Oddly, he found that the Soviet military - whose satellite navigation system, Glonass, also interfered with the hydroxyl frequency - were far more prepared to accommodate them. But Motorola's unyielding stance could have repercussions: "There may be a point where the Russians say, 'Why should we go any further in helping them?' And our concern is that though other people have been appraised of our needs, they may decide to do the same as Motorola." In the worst case, an Iridium user might be based almost next to a radiotelescope - meaning the signal from the satellite would be beamed directly down on to it, completely overwhelming the hydroxyl signal. There is no deal yet agreed with Arecibo Observatory in Puerto Rico, where Iridium users - such as travelling executives - might be more plentiful than in Jodrell Bank's home in Staffordshire.

But it's not only on the ground that the proliferation of low-orbit communications satellites could pose a problem. They pose a very real danger to astronauts and their spacecraft.

Iridium is only the first of the satellite phone systems in progress; by 2001, there will be more than 1,000 satellites in orbits less than 11,000 kilometres up, operated by six different groups. Although they will be distributed throughout a huge volume of space, all it takes is one chance impact by a meteor to turn a useful satellite into a fast-moving cloud of lethal metal.

The chances of that happening are growing. A recent investigation by the US National Research Council estimated that there are now more than 10,000 fist-sized and tens of millions of smaller objects orbiting Earth - debris from the launches of almost 5,000 spacecraft since the first, Sputnik, in 1957.

The problem with those tiny parts is that their relative orbital speed is enormous compared with something emerging from the Earth's atmosphere. Though they are small, their tremendous speed gives them terrific energy - enough to pack a deadly punch. The Space Shuttle's windows have been pitted by flecks of paint from past collisions. Last August, a French military satellite collided with a portion of a 10-year-old Ariane rocket, smashing the satellite's stabiliser. (So far, spacewalking astronauts have remained safe; but fear of impact is nevertheless a strong reason for keeping "extravehicular activities" as brief as possible.)

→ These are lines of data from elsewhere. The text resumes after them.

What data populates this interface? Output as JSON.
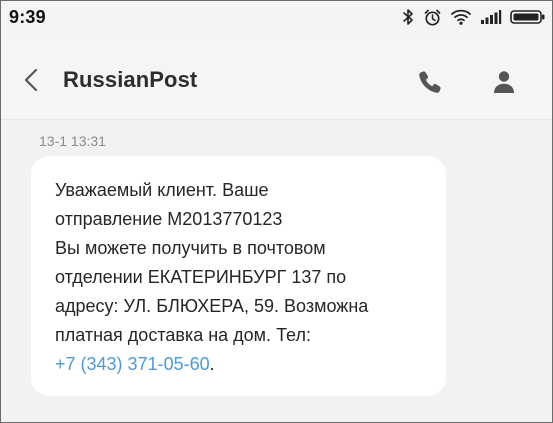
{
  "status_bar": {
    "time": "9:39",
    "icons": [
      "bluetooth-icon",
      "alarm-icon",
      "wifi-icon",
      "signal-icon",
      "battery-icon"
    ]
  },
  "header": {
    "contact_name": "RussianPost",
    "icons": [
      "back-arrow-icon",
      "phone-icon",
      "person-icon"
    ]
  },
  "conversation": {
    "timestamp": "13-1 13:31",
    "message": {
      "lines": [
        "Уважаемый клиент. Ваше",
        "отправление M2013770123",
        "Вы можете получить в почтовом",
        "отделении ЕКАТЕРИНБУРГ 137 по",
        "адресу: УЛ. БЛЮХЕРА, 59. Возможна",
        "платная доставка на дом. Тел:"
      ],
      "phone_number": "+7 (343) 371-05-60",
      "phone_suffix": "."
    }
  },
  "colors": {
    "link": "#4a9bdd",
    "bubble": "#ffffff",
    "background": "#f2f2f2",
    "text": "#262626"
  }
}
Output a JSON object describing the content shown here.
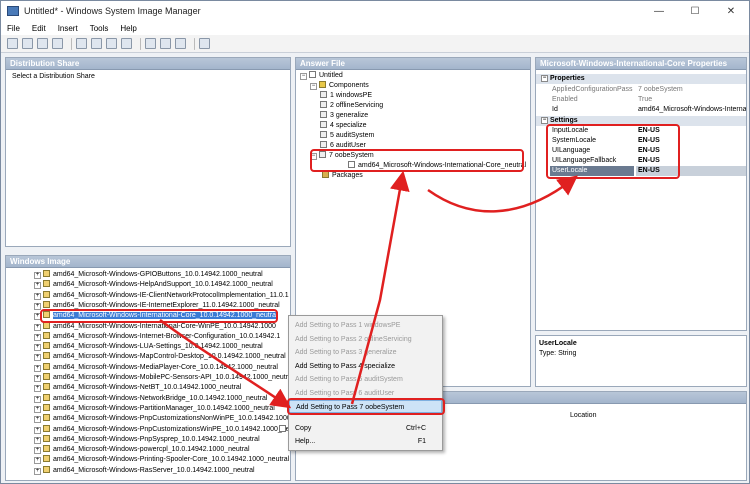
{
  "window": {
    "title": "Untitled* - Windows System Image Manager",
    "minimize": "—",
    "maximize": "☐",
    "close": "✕"
  },
  "menu": [
    "File",
    "Edit",
    "Insert",
    "Tools",
    "Help"
  ],
  "toolbar_icons": [
    "new-icon",
    "open-icon",
    "open-folder-icon",
    "save-icon",
    "cut-icon",
    "copy-icon",
    "paste-icon",
    "delete-icon",
    "find-icon",
    "validate-icon",
    "settings-icon",
    "help-icon"
  ],
  "distribution_share": {
    "header": "Distribution Share",
    "item": "Select a Distribution Share"
  },
  "windows_image": {
    "header": "Windows Image",
    "items": [
      "amd64_Microsoft-Windows-GPIOButtons_10.0.14942.1000_neutral",
      "amd64_Microsoft-Windows-HelpAndSupport_10.0.14942.1000_neutral",
      "amd64_Microsoft-Windows-IE-ClientNetworkProtocolImplementation_11.0.1",
      "amd64_Microsoft-Windows-IE-InternetExplorer_11.0.14942.1000_neutral",
      "amd64_Microsoft-Windows-International-Core_10.0.14942.1000_neutral",
      "amd64_Microsoft-Windows-International-Core-WinPE_10.0.14942.1000",
      "amd64_Microsoft-Windows-Internet-Browser-Configuration_10.0.14942.1",
      "amd64_Microsoft-Windows-LUA-Settings_10.0.14942.1000_neutral",
      "amd64_Microsoft-Windows-MapControl-Desktop_10.0.14942.1000_neutral",
      "amd64_Microsoft-Windows-MediaPlayer-Core_10.0.14942.1000_neutral",
      "amd64_Microsoft-Windows-MobilePC-Sensors-API_10.0.14942.1000_neutral",
      "amd64_Microsoft-Windows-NetBT_10.0.14942.1000_neutral",
      "amd64_Microsoft-Windows-NetworkBridge_10.0.14942.1000_neutral",
      "amd64_Microsoft-Windows-PartitionManager_10.0.14942.1000_neutral",
      "amd64_Microsoft-Windows-PnpCustomizationsNonWinPE_10.0.14942.1000",
      "amd64_Microsoft-Windows-PnpCustomizationsWinPE_10.0.14942.1000_neutral",
      "amd64_Microsoft-Windows-PnpSysprep_10.0.14942.1000_neutral",
      "amd64_Microsoft-Windows-powercpl_10.0.14942.1000_neutral",
      "amd64_Microsoft-Windows-Printing-Spooler-Core_10.0.14942.1000_neutral",
      "amd64_Microsoft-Windows-RasServer_10.0.14942.1000_neutral"
    ],
    "selected_index": 4
  },
  "answer_file": {
    "header": "Answer File",
    "root": "Untitled",
    "components": "Components",
    "passes": [
      "1 windowsPE",
      "2 offlineServicing",
      "3 generalize",
      "4 specialize",
      "5 auditSystem",
      "6 auditUser",
      "7 oobeSystem"
    ],
    "child": "amd64_Microsoft-Windows-International-Core_neutral",
    "packages": "Packages"
  },
  "properties": {
    "header": "Microsoft-Windows-International-Core Properties",
    "group1": "Properties",
    "rows1": [
      [
        "AppliedConfigurationPass",
        "7 oobeSystem"
      ],
      [
        "Enabled",
        "True"
      ],
      [
        "Id",
        "amd64_Microsoft-Windows-Internati"
      ]
    ],
    "group2": "Settings",
    "rows2": [
      [
        "InputLocale",
        "EN-US"
      ],
      [
        "SystemLocale",
        "EN-US"
      ],
      [
        "UILanguage",
        "EN-US"
      ],
      [
        "UILanguageFallback",
        "EN-US"
      ],
      [
        "UserLocale",
        "EN-US"
      ]
    ],
    "desc_title": "UserLocale",
    "desc_type": "Type: String"
  },
  "messages": {
    "location_header": "Location"
  },
  "context_menu": {
    "items": [
      {
        "label": "Add Setting to Pass 1 windowsPE",
        "enabled": false
      },
      {
        "label": "Add Setting to Pass 2 offlineServicing",
        "enabled": false
      },
      {
        "label": "Add Setting to Pass 3 generalize",
        "enabled": false
      },
      {
        "label": "Add Setting to Pass 4 specialize",
        "enabled": true
      },
      {
        "label": "Add Setting to Pass 5 auditSystem",
        "enabled": false
      },
      {
        "label": "Add Setting to Pass 6 auditUser",
        "enabled": false
      },
      {
        "label": "Add Setting to Pass 7 oobeSystem",
        "enabled": true
      }
    ],
    "copy": "Copy",
    "copy_shortcut": "Ctrl+C",
    "help": "Help...",
    "help_shortcut": "F1"
  },
  "colors": {
    "annotation": "#e02020",
    "selection": "#3a7bd5",
    "header": "#a3b5cc"
  }
}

The worst part of this process is that it could lead to a "cascade", in which the newly formed particles (which will travel at a different speed from their parent) go on to hit another large object, breaking that apart, and so on.

The US space agency Nasa has suggested that wouldn't happen for another 50 years. But Richard Crowther, a satellite expert at the Defence Research Agency in Farnborough, Hampshire, has developed computer models which he says suggest that such a cascade "could perhaps occur in the next 10 to 20 years". The crowding implicit in the proposals of Iridium and its rivals could accelerate that. "They are all at the same altitude and they all pass through the same regions of space." That's unlike geostationary satellites, whose greater distance allows greater latitude for "crowding". But no hand-held phone would be powerful enough to send to a geostationary satellite.

Hence the low-orbiting satellites from the new phone consortia. It remains to be seen whether their investment plans have allowed for the possibility of space junk - and whether they will recoup their huge investments before the whole project is turned into a cloud of silent metal girdling the Earth.